Ben Farrell
November 13, 2012

Improving business processes is often a difficult task. According to a recent Information Management task, the greatest challenge comes in connecting people to the corporate efforts and enabling them to improve operations.

Making process innovation personal

Speaking at the recent AIIM Conference, Mark McGregor, principal analyst for MWD, explained that even bringing up the concept of business process management can turn employees off to the idea of improving processes. In this case, BPM is not the problem. The issue is that many people see BPM as a wholly technological solution that does not take their needs into account. This perception is far from the reality, as BPM solutions can enable considerable process growth. But to reach this goal, the focus needs to be on the people first, while the technology comes as a strategic deployment later. To accomplish this, organizations need to break down operational silos and learn to work across departments, the report explained.

Overcoming business silos

According to the news source, McGregor told audiences at the conference that one of the most important things that businesses have to do to improve processes is to cross operational silos. Boundaries between departments are not only problematic because they limit collaboration, it also makes it difficult to enable process innovation in a personal, staff-focused way.

"If you're running your teams in isolation, then there's a pretty good chance you're creating more work for yourself ... which doesn't seem to make a lot of sense in today's economic world," said McGregor, Information Management reported.

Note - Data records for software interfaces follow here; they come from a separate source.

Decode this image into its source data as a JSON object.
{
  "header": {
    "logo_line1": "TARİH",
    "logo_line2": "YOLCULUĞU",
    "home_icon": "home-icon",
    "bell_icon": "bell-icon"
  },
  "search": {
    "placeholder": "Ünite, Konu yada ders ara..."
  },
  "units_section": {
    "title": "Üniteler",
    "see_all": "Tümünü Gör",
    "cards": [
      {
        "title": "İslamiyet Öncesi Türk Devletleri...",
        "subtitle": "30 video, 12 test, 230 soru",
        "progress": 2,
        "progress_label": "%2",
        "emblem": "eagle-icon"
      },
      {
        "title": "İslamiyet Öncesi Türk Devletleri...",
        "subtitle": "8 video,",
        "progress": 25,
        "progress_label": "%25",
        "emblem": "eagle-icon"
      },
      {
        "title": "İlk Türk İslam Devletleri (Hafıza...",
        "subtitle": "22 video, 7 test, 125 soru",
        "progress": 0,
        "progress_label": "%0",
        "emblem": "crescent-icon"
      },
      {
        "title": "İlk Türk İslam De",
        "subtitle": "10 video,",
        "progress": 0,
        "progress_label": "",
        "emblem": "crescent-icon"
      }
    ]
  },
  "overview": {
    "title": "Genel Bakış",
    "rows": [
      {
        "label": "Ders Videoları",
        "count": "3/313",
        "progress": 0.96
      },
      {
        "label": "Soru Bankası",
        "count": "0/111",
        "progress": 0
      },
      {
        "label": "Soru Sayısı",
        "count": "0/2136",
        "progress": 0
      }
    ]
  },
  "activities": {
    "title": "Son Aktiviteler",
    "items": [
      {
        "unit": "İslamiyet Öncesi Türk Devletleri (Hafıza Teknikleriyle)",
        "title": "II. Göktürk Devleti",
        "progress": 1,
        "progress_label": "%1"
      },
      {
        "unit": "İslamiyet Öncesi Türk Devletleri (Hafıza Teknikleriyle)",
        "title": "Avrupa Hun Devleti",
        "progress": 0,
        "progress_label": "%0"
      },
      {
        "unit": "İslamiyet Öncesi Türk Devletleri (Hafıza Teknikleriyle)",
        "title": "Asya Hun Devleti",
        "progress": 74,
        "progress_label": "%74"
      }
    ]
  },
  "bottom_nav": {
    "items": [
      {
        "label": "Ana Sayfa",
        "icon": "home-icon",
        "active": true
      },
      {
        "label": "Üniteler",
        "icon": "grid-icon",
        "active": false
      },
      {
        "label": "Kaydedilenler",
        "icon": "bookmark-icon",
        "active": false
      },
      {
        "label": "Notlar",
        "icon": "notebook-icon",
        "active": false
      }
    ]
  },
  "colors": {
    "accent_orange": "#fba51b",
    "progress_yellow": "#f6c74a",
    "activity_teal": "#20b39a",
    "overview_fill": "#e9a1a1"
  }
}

Getting to the technology

BPM software and similar tools are vital to enabling process innovation. But companies striving to improve processes need to ensure that they focus on technology as the enabler, not the entity that is going to make the improvement happen. BPM software allows employees to optimize their process, it does not usually improve processes on its own. As a result, organizations have to begin any process-improvement plans by focusing on how their employees can get the job done more effectively and be engaged in their efforts. Technology can then be implemented to streamline the tasks that make it difficult for workers to achieve their process-related goals.

Through such a strategy, employees first embrace the operational changes because they understand how those efforts can improve their day-to-day efforts. Once this is accomplished, the technology steps in to maximize efforts and enable workers to achieve their process-innovation goals.